* **PROBLEM TO SOLVE**: Please count the lines in the data below that hold the word "Xương", and give only the number.

━━━ DATA FOR THE TASK ━━━

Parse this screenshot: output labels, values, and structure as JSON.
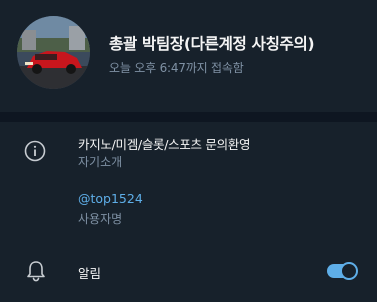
{
  "profile": {
    "name": "총괄 박팀장(다른계정 사칭주의)",
    "status": "오늘 오후 6:47까지 접속함"
  },
  "info": {
    "bio": "카지노/미겜/슬롯/스포츠 문의환영",
    "bio_caption": "자기소개",
    "username": "@top1524",
    "username_caption": "사용자명"
  },
  "notifications": {
    "label": "알림",
    "enabled": true
  },
  "colors": {
    "background": "#17212b",
    "separator": "#0e1621",
    "accent": "#5eaee8",
    "secondary_text": "#7f91a4"
  },
  "icons": {
    "info": "info-circle-icon",
    "notifications": "bell-icon"
  }
}
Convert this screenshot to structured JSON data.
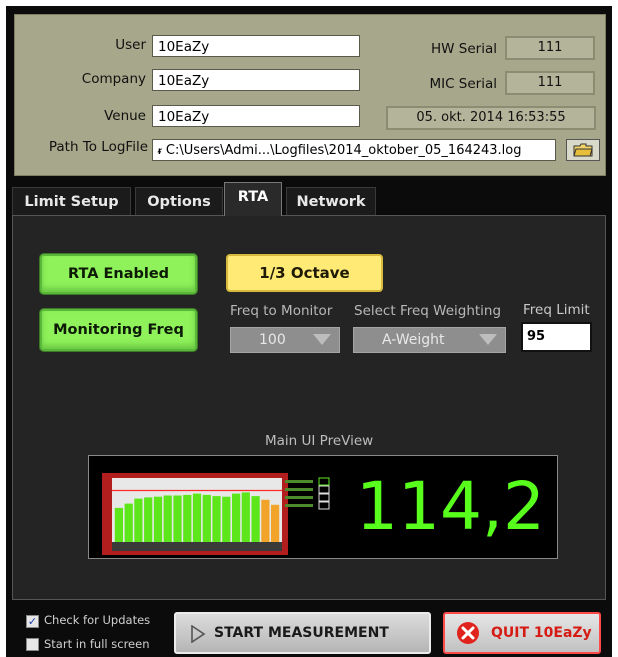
{
  "info": {
    "user_label": "User",
    "user_value": "10EaZy",
    "company_label": "Company",
    "company_value": "10EaZy",
    "venue_label": "Venue",
    "venue_value": "10EaZy",
    "path_label": "Path To LogFile",
    "path_prefix": "%",
    "path_value": "C:\\Users\\Admi...\\Logfiles\\2014_oktober_05_164243.log",
    "hw_serial_label": "HW Serial",
    "hw_serial_value": "111",
    "mic_serial_label": "MIC Serial",
    "mic_serial_value": "111",
    "datetime": "05. okt.  2014 16:53:55"
  },
  "tabs": [
    {
      "label": "Limit Setup"
    },
    {
      "label": "Options"
    },
    {
      "label": "RTA"
    },
    {
      "label": "Network"
    }
  ],
  "active_tab": "RTA",
  "rta": {
    "enabled_label": "RTA Enabled",
    "octave_label": "1/3 Octave",
    "monitoring_label": "Monitoring Freq",
    "freq_monitor_caption": "Freq to Monitor",
    "freq_monitor_value": "100",
    "weighting_caption": "Select Freq Weighting",
    "weighting_value": "A-Weight",
    "freq_limit_caption": "Freq Limit",
    "freq_limit_value": "95"
  },
  "preview": {
    "caption": "Main UI PreView",
    "reading": "114,2",
    "bar_levels": [
      0.55,
      0.62,
      0.7,
      0.72,
      0.73,
      0.75,
      0.75,
      0.76,
      0.78,
      0.76,
      0.74,
      0.73,
      0.78,
      0.8,
      0.74,
      0.68,
      0.6
    ],
    "limit_level": 0.83
  },
  "options": {
    "check_updates_label": "Check for Updates",
    "check_updates_checked": true,
    "full_screen_label": "Start in full screen",
    "full_screen_checked": false
  },
  "actions": {
    "start_label": "START MEASUREMENT",
    "quit_label": "QUIT 10EaZy"
  },
  "colors": {
    "accent_green": "#58ff1c",
    "button_green": "#8ff25a",
    "button_yellow": "#ffea76",
    "quit_red": "#e0241d"
  }
}
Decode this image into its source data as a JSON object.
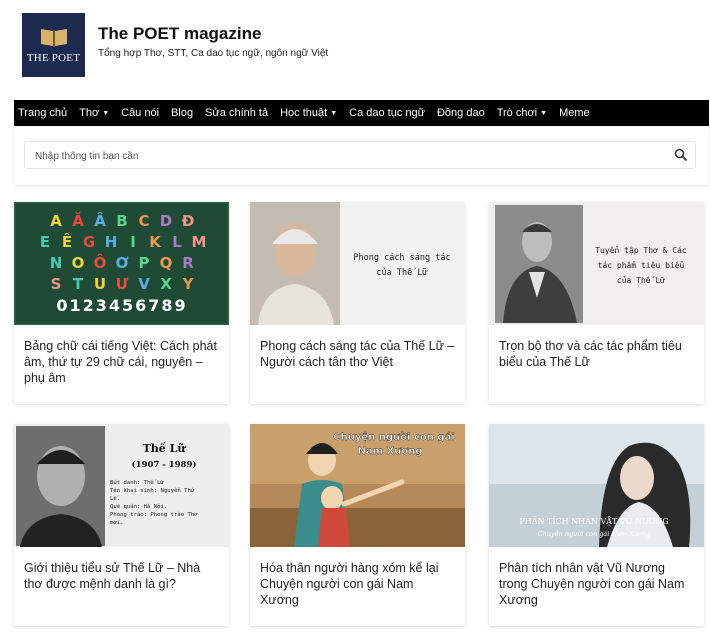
{
  "site": {
    "title": "The POET magazine",
    "tagline": "Tổng hợp Thơ, STT, Ca dao tục ngữ, ngôn ngữ Việt",
    "logo_text": "THE POET"
  },
  "nav": [
    {
      "label": "Trang chủ",
      "dropdown": false
    },
    {
      "label": "Thơ",
      "dropdown": true
    },
    {
      "label": "Câu nói",
      "dropdown": false
    },
    {
      "label": "Blog",
      "dropdown": false
    },
    {
      "label": "Sửa chính tả",
      "dropdown": false
    },
    {
      "label": "Học thuật",
      "dropdown": true
    },
    {
      "label": "Ca dao tục ngữ",
      "dropdown": false
    },
    {
      "label": "Đồng dao",
      "dropdown": false
    },
    {
      "label": "Trò chơi",
      "dropdown": true
    },
    {
      "label": "Meme",
      "dropdown": false
    }
  ],
  "search": {
    "placeholder": "Nhập thông tin bạn cần"
  },
  "thumbs": {
    "alphabet_rows": [
      [
        "A",
        "Ă",
        "Â",
        "B",
        "C",
        "D",
        "Đ"
      ],
      [
        "E",
        "Ê",
        "G",
        "H",
        "I",
        "K",
        "L",
        "M"
      ],
      [
        "N",
        "O",
        "Ô",
        "Ơ",
        "P",
        "Q",
        "R"
      ],
      [
        "S",
        "T",
        "U",
        "Ư",
        "V",
        "X",
        "Y"
      ]
    ],
    "digits": "0123456789",
    "style_caption": [
      "Phong cách sáng tác",
      "của Thế Lữ"
    ],
    "collection_caption": [
      "Tuyển tập Thơ & Các",
      "tác phẩm tiêu biểu",
      "của Thế Lữ"
    ],
    "bio_name": "Thế Lữ",
    "bio_years": "(1907 - 1989)",
    "bio_lines": [
      "Bút danh: Thế Lữ",
      "Tên khai sinh: Nguyễn Thứ",
      "Lễ.",
      "Quê quán: Hà Nội.",
      "Phong trào: Phong trào Thơ",
      "mới."
    ],
    "story_caption": [
      "Chuyện người con gái",
      "Nam Xương"
    ],
    "analysis_caption": [
      "PHÂN TÍCH NHÂN VẬT VŨ NƯƠNG",
      "Chuyện người con gái Nam Xương"
    ]
  },
  "articles": [
    {
      "title": "Bảng chữ cái tiếng Việt: Cách phát âm, thứ tự 29 chữ cái, nguyên – phụ âm"
    },
    {
      "title": "Phong cách sáng tác của Thế Lữ – Người cách tân thơ Việt"
    },
    {
      "title": "Trọn bộ thơ và các tác phẩm tiêu biểu của Thế Lữ"
    },
    {
      "title": "Giới thiệu tiểu sử Thế Lữ – Nhà thơ được mệnh danh là gì?"
    },
    {
      "title": "Hóa thân người hàng xóm kể lại Chuyện người con gái Nam Xương"
    },
    {
      "title": "Phân tích nhân vật Vũ Nương trong Chuyện người con gái Nam Xương"
    }
  ]
}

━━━

* **REPLY TO THE EXERCISE**: 4